If we must resort to the concept of “mother tongue”, it implies that Hong Kong should be employing a composite language policy, by including Mandarin Chinese as one of the languages of instruction in schools.

Many advocates for the Hong Kong localist movement – especially those in the Hong Kong independence faction – do not understand my academic judgement. They labelled “Hong Kongese” (the vulgarised native vernacular of Hong Kong) as the mother tongue of Hong Kongers, without realising that they have fallen into the communists’ trap hook, line and sinker. This is because when one day the proportion of Mainland Chinese immigrants in the population reaches 30 to 40%, Cantonese as the native vernacular of Hong Kong will lose its standing. To add fuel to fire, the student council of a Hong Kong university chose to use the vulgarised, colloquial form of Cantonese rather than the formal literary Chinese in their official emails. This gives Mainland Chinese students more reasons to see Hong Kong as a place of vulgarity, making them even more arrogant when speaking their Putonghua/Mandarin.

Cantonese is Hong Kong’s official language and the Chinese lingua franca for Hong Kongers in official settings. It doesn’t matter whether Cantonese is your “mother tongue”. What matter is: it is Hong Kong’s official language. Clear enough?

Hong Kongers had been lucky that the British colonialists back in the day adopted the use of Classical Chinese. During the Qing Dynasty, Britain sent its colonial officials to Canton to learn the language and study the classic books under the instruction of court historians and academics. They also studied in local schools to learn how to converse in Cantonese in a refined and sophisticated manner. Afterwards, these colonial officials designated Cantonese as the Chinese lingua franca for Hong Kong. They then further refined and purified Cantonese, promoting Cantonese as the formal language used for radio broadcast and education.
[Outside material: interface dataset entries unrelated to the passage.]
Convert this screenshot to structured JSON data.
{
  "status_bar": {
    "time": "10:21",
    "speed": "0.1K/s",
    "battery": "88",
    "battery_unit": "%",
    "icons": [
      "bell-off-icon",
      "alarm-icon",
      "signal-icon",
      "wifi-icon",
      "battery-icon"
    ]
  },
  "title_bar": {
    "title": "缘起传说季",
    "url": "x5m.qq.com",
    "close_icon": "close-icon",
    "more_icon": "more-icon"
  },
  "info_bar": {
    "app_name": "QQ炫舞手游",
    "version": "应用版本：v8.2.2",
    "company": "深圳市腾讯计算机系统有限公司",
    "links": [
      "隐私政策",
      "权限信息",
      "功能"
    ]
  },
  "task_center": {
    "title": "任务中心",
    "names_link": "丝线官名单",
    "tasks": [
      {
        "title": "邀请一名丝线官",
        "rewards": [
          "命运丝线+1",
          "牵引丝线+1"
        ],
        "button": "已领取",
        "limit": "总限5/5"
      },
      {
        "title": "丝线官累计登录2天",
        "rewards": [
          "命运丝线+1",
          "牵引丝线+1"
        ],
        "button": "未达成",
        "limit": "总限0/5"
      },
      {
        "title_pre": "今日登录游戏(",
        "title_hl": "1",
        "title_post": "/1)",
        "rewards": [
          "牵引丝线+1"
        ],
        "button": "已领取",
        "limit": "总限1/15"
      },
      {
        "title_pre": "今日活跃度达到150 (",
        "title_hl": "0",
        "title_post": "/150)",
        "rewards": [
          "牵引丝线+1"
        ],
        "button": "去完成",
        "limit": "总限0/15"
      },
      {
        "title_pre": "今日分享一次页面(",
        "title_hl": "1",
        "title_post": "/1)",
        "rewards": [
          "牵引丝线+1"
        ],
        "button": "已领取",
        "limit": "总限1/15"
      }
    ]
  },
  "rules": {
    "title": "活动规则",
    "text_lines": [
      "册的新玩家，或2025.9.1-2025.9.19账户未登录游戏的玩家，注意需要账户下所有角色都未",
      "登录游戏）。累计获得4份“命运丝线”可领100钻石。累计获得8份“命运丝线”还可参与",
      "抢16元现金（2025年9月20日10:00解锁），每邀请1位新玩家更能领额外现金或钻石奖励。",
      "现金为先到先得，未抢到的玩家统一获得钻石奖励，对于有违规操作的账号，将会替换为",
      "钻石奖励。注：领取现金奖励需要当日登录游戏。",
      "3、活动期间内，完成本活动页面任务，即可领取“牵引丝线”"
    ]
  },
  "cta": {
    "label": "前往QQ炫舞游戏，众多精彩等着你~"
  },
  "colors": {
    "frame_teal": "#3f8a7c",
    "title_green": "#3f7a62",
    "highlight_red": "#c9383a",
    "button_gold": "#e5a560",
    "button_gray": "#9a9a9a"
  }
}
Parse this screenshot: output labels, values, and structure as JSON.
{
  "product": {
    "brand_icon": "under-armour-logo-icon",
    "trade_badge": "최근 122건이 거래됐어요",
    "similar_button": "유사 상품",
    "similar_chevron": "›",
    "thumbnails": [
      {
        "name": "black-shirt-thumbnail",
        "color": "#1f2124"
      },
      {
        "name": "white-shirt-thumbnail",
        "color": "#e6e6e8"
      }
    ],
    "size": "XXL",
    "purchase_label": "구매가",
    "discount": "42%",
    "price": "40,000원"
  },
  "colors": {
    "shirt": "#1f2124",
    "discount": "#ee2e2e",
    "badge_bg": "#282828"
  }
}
If back in the days the British colonial government chose to resort to the idea of “mother tongue” and native vernacular instead, they probably would have chosen crude vernaculars such as Waitou, Hakka, Teochew, Hokkien and Tanka as Hong Kong’s lingua franca rather the refined and standardised Cantonese at the time. Just take a look at radio stations in Guangzhou for comparison – since they do not use the classical, refined form of Cantonese that Hong Kongers use, their Cantonese often comes across as coarse and crude, allowing Northern Chinese to look down on Cantonese people. We see the same thing in Malaysia, where they use the crude vernacular forms of Cantonese and Hakka language in their radio broadcast.

I myself am of Hakka descent, but I am still good at using proper Cantonese and continue to promote the refined and standardised form of Cantonese, because Cantonese is a classical language. If we resort to the subjective concept of “mother tongue” to define language use, I should have rejected Cantonese given my own heritage. The Hokkien language spoken by people in Taiwan is also a legacy of Old Chinese, but the Taiwanese localist movement has gone off in the wrong direction and ended up promoting the crude vernacular form of Hokkien rather than its classical form.

And one more thing: despite the fact that there is a multitude of languages in the Guangdong and Guangxi regions, Cantonese manages to stand the test of time and emerges as the lingua franca in these regions. This is a result of the consensus and the choice of the local people, rather than the result of government promotion or suppression. There runs some deep and special reasons why the local people of these two regions would recognize Cantonese as their lingua franca, and continue to do so for such a long time.

(Editor’s Note: This article has been published in the 58th printed edition of Passion Times. Please support us by subscribing to our printed newspaper here: